» **TASK STATEMENT**: Filter the entries down to the lines holding "Questões", then copy those lines.

» **DATA FOR THE TASK**:
· · ·

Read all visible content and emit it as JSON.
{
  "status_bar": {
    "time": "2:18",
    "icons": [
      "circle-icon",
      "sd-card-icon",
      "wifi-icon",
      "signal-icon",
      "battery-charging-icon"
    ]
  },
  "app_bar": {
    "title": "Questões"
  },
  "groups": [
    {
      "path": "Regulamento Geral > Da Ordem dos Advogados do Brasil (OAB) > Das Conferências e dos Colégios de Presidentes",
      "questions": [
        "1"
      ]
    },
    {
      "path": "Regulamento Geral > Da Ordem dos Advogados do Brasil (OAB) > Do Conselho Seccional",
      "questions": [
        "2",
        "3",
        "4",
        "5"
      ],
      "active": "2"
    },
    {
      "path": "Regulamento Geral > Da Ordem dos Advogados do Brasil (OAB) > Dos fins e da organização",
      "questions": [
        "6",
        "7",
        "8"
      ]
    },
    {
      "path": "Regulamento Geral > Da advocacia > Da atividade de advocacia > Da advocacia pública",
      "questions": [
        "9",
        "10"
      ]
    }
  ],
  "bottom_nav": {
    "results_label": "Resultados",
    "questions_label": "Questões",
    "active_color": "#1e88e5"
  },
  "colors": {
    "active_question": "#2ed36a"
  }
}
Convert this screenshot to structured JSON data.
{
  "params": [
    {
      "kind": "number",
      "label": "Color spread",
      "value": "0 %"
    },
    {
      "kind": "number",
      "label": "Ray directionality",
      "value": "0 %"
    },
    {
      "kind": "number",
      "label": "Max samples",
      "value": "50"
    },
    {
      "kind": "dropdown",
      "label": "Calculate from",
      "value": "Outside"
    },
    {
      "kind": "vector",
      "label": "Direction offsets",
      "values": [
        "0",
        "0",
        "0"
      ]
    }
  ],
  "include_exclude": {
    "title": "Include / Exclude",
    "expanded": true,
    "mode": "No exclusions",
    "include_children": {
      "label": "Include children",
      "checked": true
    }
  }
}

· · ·

» **WRITTEN SOLUTION**:
    "title": "Questões"
    "questions_label": "Questões",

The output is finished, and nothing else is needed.